…and a few shots from the base, and the climb (courtesy of Howie Wemyss):
The original Alternative Energy Regatta had a turtle as the logo, which you can see in the photo above. I learned why, soon enough. The motor was a 2hp Baldor special order, and although it did actually pull the bike up the 12% grades, it was a tall order for it. At the very first pitch out of the parking lot, it slowed down to about 15mph, but once there, it stayed there – didn’t go any slower and pulled like a beast. Kind of a little beast, but it wasn’t giving up.
At about halfway up, I could feel it getting warm, since it was right under my thigh, so I took it easy on it and made several rest stops. (After all, I’m riding a museum piece, right?) In spite of the fact I was worried I was probably pulling some decent amps, the 250A fuse never blew, and the pack, controller and wires stayed cool as cukes. That huge rear drive sprocket? It needed every tooth.
Here are some more photos:
We were goofing around trying to re-create Charlie’s suave pose from the 1974 postcard, but I don’t have the same amount of James Bond Cool Charlie did back then. You’ll have to imagine that part.
Here’s Sue Humphries, Charlie’s lifelong partner, with the bike that, until today, she had never seen actually run.
As is pretty evident, the weather was absolutely perfect, and we were only a few days off from Charlie’s ideal date of June 20 – the Summer Solstice. It was well into the 60s on the summit, with only an occasional puff of wind.
While we were well prepared for carrying the bike down in the truck, it didn’t seem like the noble thing to do, to such a venerable machine. The brakes seemed to be in good shape, and though the throttle assembly was integral with the front brake lever and I’d had to move it to put the Domino throttle on, I didn’t disconnect it, and could still use it. We started the slow, steady descent, alternating front and rear braking to allow some cooling.
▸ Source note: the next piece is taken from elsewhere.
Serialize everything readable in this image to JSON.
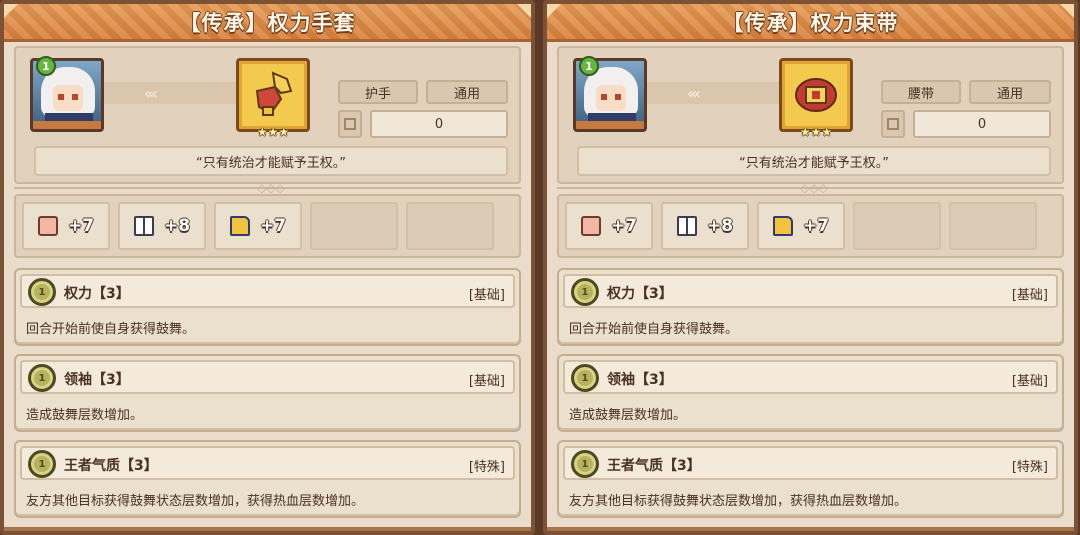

They got hot enough to burn fingers, but never faded or smelled. The bike made it all the way down, on it’s own two wheels.
As Sue said, Charlie MacArthur will always be a part of this mountain.